What Is a Casino?


A casino is a gambling hall or facility where people can gamble and play games of chance. It includes a full range of table games like blackjack and poker, as well as slot machines and other machine-based gambling. The facility also provides food, drinks, and entertainment. Successful casinos take in billions of dollars each year, which benefits the companies, investors, and Native American tribes that own and operate them. They also bring in taxes and fees that benefit local governments.

Although the idea of a casino probably predates recorded history (primitive protodice, and even carved six-sided dice have been found in archeological sites), modern casinos began to develop in the 16th century during a gambling craze that swept Europe.
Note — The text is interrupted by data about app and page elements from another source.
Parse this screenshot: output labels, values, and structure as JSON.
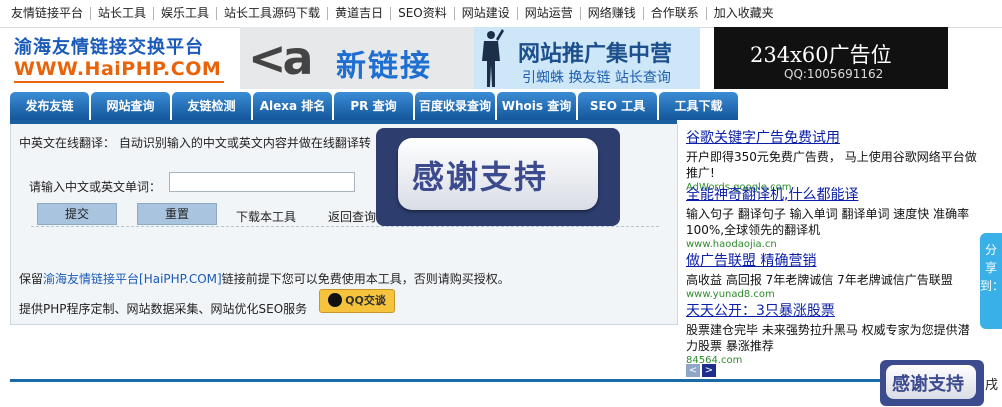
{
  "topnav": {
    "items": [
      "友情链接平台",
      "站长工具",
      "娱乐工具",
      "站长工具源码下载",
      "黄道吉日",
      "SEO资料",
      "网站建设",
      "网站运营",
      "网络赚钱",
      "合作联系",
      "加入收藏夹"
    ]
  },
  "logo": {
    "line1": "渝海友情链接交换平台",
    "line2": "WWW.HaiPHP.COM"
  },
  "banner_ads": {
    "xinlianjie": {
      "mark": "<a",
      "title": "新链接"
    },
    "tuiguang": {
      "title": "网站推广集中营",
      "subtitle": "引蜘蛛 换友链 站长查询"
    },
    "slot": {
      "title": "234x60广告位",
      "qq": "QQ:1005691162"
    }
  },
  "tabs": [
    "发布友链",
    "网站查询",
    "友链检测",
    "Alexa 排名",
    "PR 查询",
    "百度收录查询",
    "Whois 查询",
    "SEO 工具",
    "工具下载"
  ],
  "translator": {
    "intro": "中英文在线翻译：  自动识别输入的中文或英文内容并做在线翻译转",
    "label": "请输入中文或英文单词：",
    "input_value": "",
    "submit": "提交",
    "reset": "重置",
    "download": "下载本工具",
    "back": "返回查询"
  },
  "notice": {
    "prefix": "保留",
    "link": "渝海友情链接平台[HaiPHP.COM]",
    "suffix": "链接前提下您可以免费使用本工具，否则请购买授权。"
  },
  "service": {
    "text": "提供PHP程序定制、网站数据采集、网站优化SEO服务",
    "qq_button": "QQ交谈"
  },
  "thanks_popup": "感谢支持",
  "thanks_corner": "感谢支持",
  "bottom_tail": "戌",
  "right_ads": [
    {
      "title": "谷歌关键字广告免费试用",
      "desc": "开户即得350元免费广告费， 马上使用谷歌网络平台做推广!",
      "url": "AdWords.google.com"
    },
    {
      "title": "全能神奇翻译机,什么都能译",
      "desc": "输入句子 翻译句子 输入单词 翻译单词  速度快 准确率100%,全球领先的翻译机",
      "url": "www.haodaojia.cn"
    },
    {
      "title": "做广告联盟  精确营销",
      "desc": "高收益  高回报  7年老牌诚信  7年老牌诚信广告联盟",
      "url": "www.yunad8.com"
    },
    {
      "title": "天天公开：3只暴涨股票",
      "desc": "股票建仓完毕 未来强势拉升黑马  权威专家为您提供潜力股票 暴涨推荐",
      "url": "84564.com"
    }
  ],
  "pager": {
    "prev": "<",
    "next": ">"
  },
  "share": "分享到：",
  "colors": {
    "tab_blue": "#1a5f9e",
    "ad_link": "#0b1fa8",
    "ad_url": "#2f8a2f",
    "brand_orange": "#e8630a"
  }
}
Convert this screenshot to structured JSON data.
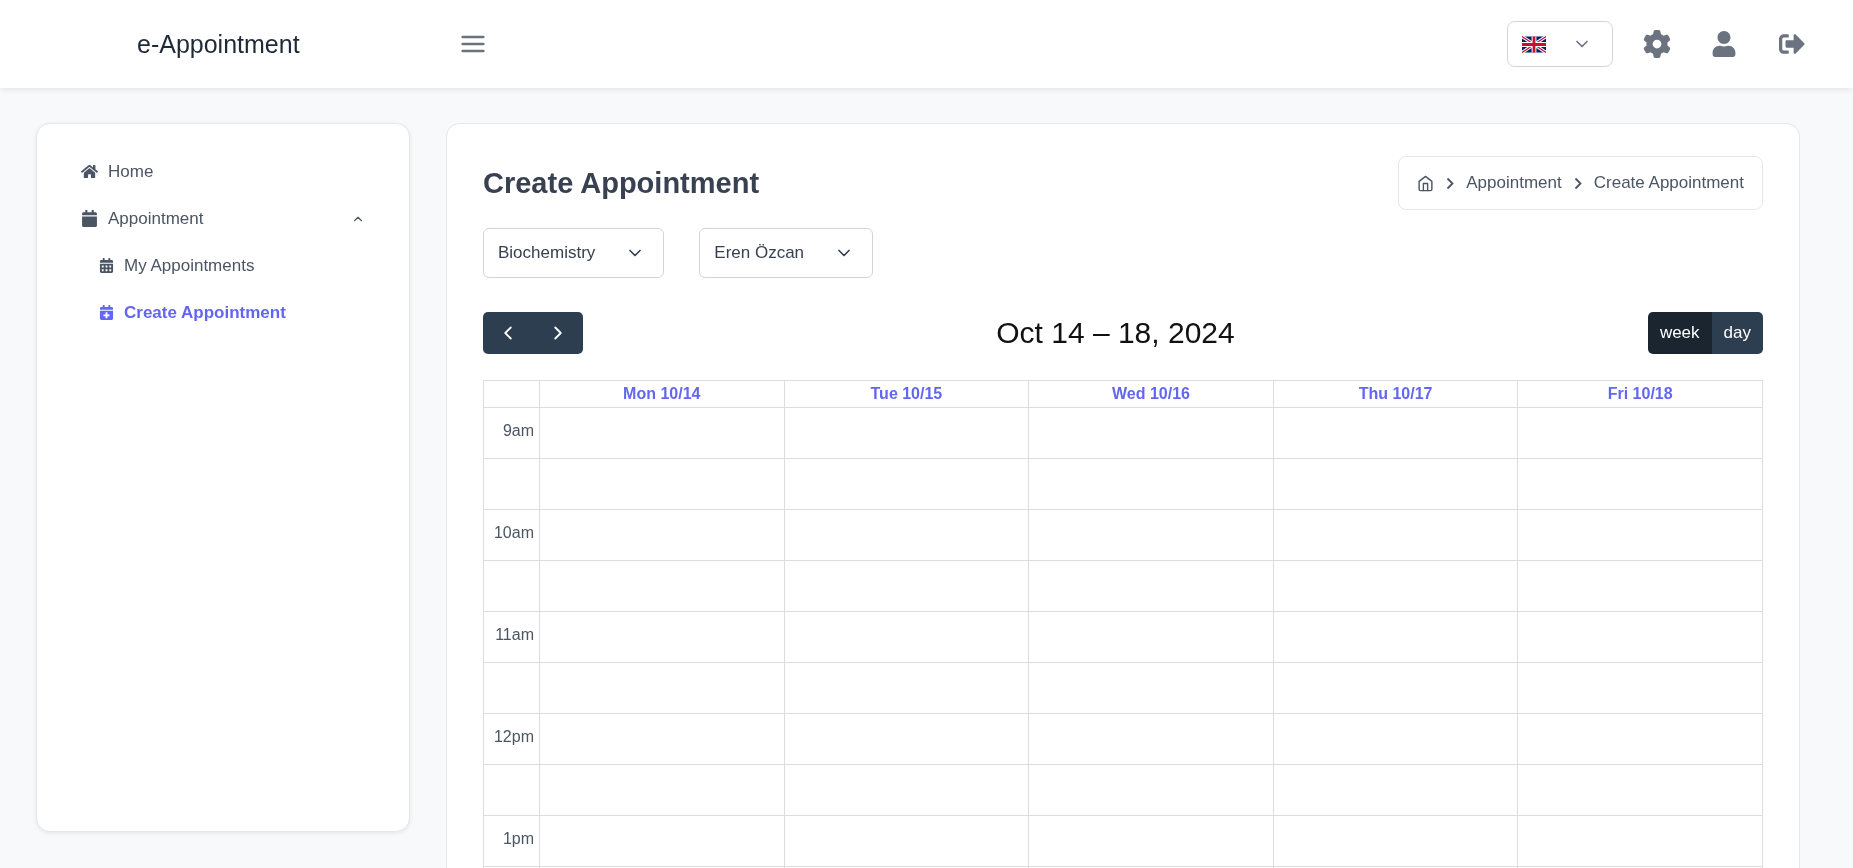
{
  "header": {
    "brand": "e-Appointment"
  },
  "sidebar": {
    "items": [
      {
        "label": "Home",
        "selected": false
      },
      {
        "label": "Appointment",
        "selected": false,
        "expanded": true,
        "children": [
          {
            "label": "My Appointments",
            "selected": false
          },
          {
            "label": "Create Appointment",
            "selected": true
          }
        ]
      }
    ]
  },
  "page": {
    "title": "Create Appointment",
    "breadcrumb": [
      "Appointment",
      "Create Appointment"
    ]
  },
  "filters": [
    {
      "value": "Biochemistry"
    },
    {
      "value": "Eren Özcan"
    }
  ],
  "calendar": {
    "title": "Oct 14 – 18, 2024",
    "views": [
      {
        "label": "week",
        "selected": true
      },
      {
        "label": "day",
        "selected": false
      }
    ],
    "days": [
      "Mon 10/14",
      "Tue 10/15",
      "Wed 10/16",
      "Thu 10/17",
      "Fri 10/18"
    ],
    "times": [
      "9am",
      "10am",
      "11am",
      "12pm",
      "1pm"
    ]
  }
}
They were originally small clubhouses for wealthy Italian nobles called ridotti, where gamblers could meet to socialize and participate in various gambling activities without fear of the Inquisition.

While lighted fountains, musical shows, and lavish hotels help draw in visitors, the majority of a casino’s profits come from gambling. Slot machines are the most popular gambling attraction, allowing players to pull a lever or push a button and watch varying bands of colored shapes roll on reels (either actual physical ones or a video representation). If the pattern ends up being a winning combination, the player receives a predetermined amount of money.

Other casino games require a small amount of skill, such as craps and roulette. But most of the games offer a built-in statistical advantage for the house, which is known as the house edge. This can be as low as two percent, but over millions of bets it adds up. In some games, such as blackjack and baccarat, the house also takes a fee known as the rake.